[Start of section]
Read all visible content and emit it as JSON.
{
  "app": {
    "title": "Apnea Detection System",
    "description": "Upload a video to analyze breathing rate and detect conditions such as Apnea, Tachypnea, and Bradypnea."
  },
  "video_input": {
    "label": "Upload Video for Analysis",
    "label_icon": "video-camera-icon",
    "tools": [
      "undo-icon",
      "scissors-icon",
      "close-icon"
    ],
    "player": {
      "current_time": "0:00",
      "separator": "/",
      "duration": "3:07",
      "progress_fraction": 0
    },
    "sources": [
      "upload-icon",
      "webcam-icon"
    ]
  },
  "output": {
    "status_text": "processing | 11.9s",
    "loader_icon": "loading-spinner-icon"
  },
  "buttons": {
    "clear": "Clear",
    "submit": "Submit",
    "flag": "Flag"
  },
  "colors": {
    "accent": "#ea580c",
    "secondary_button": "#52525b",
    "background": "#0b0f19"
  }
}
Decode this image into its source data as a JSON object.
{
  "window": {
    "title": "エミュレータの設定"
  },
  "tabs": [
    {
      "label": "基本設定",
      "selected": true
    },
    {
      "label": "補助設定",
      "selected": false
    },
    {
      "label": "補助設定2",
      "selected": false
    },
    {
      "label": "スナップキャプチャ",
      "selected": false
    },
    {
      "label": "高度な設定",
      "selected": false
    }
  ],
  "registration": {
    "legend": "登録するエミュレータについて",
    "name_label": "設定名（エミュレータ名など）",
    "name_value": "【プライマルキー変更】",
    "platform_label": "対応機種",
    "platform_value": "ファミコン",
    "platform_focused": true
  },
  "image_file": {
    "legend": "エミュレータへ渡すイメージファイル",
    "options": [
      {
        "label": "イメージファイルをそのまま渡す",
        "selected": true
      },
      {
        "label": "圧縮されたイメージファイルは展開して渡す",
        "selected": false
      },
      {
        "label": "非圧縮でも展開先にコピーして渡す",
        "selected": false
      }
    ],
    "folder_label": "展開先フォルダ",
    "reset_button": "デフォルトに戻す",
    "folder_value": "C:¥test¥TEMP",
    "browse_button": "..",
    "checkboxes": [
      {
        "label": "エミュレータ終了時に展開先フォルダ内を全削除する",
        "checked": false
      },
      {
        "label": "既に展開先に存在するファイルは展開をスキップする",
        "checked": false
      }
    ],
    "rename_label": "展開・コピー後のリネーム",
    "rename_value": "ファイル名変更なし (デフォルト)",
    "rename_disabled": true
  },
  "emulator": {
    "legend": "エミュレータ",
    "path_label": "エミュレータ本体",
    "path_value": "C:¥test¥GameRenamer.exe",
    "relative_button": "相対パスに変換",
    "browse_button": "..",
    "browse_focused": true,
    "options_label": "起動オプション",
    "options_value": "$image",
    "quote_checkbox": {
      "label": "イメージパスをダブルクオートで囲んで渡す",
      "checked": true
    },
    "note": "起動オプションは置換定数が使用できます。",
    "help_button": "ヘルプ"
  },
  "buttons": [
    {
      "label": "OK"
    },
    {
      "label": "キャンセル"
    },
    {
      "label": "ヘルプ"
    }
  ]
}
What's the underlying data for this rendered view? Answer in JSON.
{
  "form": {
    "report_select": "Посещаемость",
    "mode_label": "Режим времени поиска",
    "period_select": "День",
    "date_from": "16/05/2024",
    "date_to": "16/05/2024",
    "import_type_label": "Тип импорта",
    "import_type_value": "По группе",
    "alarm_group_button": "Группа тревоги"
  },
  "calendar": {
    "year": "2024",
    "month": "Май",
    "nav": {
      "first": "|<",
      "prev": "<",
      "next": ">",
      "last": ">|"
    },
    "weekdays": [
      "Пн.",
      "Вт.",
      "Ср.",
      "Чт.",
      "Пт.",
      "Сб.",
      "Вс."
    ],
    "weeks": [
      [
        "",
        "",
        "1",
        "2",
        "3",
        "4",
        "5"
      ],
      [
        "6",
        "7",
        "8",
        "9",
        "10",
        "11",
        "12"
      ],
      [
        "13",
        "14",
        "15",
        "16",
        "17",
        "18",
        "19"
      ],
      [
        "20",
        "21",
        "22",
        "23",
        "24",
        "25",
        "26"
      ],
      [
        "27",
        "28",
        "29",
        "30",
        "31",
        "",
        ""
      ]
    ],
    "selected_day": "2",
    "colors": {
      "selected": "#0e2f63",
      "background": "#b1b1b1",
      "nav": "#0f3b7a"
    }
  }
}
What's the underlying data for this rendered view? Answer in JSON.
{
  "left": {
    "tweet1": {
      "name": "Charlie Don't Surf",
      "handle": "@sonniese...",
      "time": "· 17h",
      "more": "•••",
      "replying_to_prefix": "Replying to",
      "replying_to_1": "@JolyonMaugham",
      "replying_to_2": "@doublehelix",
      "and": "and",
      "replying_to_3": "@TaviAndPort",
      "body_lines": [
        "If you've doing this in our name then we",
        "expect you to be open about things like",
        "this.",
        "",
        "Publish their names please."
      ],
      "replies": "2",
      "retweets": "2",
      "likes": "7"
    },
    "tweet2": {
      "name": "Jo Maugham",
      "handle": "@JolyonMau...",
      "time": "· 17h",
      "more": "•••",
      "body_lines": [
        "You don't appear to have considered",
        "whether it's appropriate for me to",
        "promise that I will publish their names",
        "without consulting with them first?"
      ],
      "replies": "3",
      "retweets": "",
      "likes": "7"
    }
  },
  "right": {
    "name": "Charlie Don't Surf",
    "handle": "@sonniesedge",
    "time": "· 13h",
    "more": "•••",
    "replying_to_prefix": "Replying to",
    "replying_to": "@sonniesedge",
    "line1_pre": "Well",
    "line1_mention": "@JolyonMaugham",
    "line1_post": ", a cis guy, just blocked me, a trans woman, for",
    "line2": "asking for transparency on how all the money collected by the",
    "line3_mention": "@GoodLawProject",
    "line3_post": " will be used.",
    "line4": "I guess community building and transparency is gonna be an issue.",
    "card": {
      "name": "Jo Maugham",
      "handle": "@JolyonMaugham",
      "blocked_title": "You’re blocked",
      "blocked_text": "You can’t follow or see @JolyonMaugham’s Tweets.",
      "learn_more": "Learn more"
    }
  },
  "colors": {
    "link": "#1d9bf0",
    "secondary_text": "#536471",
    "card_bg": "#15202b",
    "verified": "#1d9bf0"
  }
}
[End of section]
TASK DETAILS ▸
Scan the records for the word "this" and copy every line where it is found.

WRITTEN REPLY ▸
Decode this image into its source data as a JSON object.
What's the underlying data for this rendered view? Answer in JSON.
What's the underlying data for this rendered view? Answer in JSON.
        "If you've doing this in our name then we",
        "this.",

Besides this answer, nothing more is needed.